Assigned task
When the listing has been read, print it out again in full, word for word.

Data records

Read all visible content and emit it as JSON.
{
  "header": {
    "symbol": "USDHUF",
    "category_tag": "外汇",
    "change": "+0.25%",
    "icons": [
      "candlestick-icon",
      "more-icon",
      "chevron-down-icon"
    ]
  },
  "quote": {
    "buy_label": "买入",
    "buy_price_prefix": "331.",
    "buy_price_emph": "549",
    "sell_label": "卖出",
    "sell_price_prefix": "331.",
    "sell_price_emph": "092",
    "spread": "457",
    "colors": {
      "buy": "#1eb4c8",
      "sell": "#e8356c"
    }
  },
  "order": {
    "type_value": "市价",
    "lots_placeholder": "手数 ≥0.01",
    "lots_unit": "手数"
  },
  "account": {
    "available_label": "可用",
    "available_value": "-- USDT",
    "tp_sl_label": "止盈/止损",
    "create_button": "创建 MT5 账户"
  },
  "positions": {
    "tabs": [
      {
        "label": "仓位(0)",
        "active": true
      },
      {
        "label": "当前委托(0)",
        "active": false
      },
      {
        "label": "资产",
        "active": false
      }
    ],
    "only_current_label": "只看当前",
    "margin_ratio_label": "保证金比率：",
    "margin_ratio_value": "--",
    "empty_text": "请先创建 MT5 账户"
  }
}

Finished task
Read all visible content and emit it as JSON.
{
  "header": {
    "symbol": "USDHUF",
    "category_tag": "外汇",
    "change": "+0.25%",
    "icons": [
      "candlestick-icon",
      "more-icon",
      "chevron-down-icon"
    ]
  },
  "quote": {
    "buy_label": "买入",
    "buy_price_prefix": "331.",
    "buy_price_emph": "549",
    "sell_label": "卖出",
    "sell_price_prefix": "331.",
    "sell_price_emph": "092",
    "spread": "457",
    "colors": {
      "buy": "#1eb4c8",
      "sell": "#e8356c"
    }
  },
  "order": {
    "type_value": "市价",
    "lots_placeholder": "手数 ≥0.01",
    "lots_unit": "手数"
  },
  "account": {
    "available_label": "可用",
    "available_value": "-- USDT",
    "tp_sl_label": "止盈/止损",
    "create_button": "创建 MT5 账户"
  },
  "positions": {
    "tabs": [
      {
        "label": "仓位(0)",
        "active": true
      },
      {
        "label": "当前委托(0)",
        "active": false
      },
      {
        "label": "资产",
        "active": false
      }
    ],
    "only_current_label": "只看当前",
    "margin_ratio_label": "保证金比率：",
    "margin_ratio_value": "--",
    "empty_text": "请先创建 MT5 账户"
  }
}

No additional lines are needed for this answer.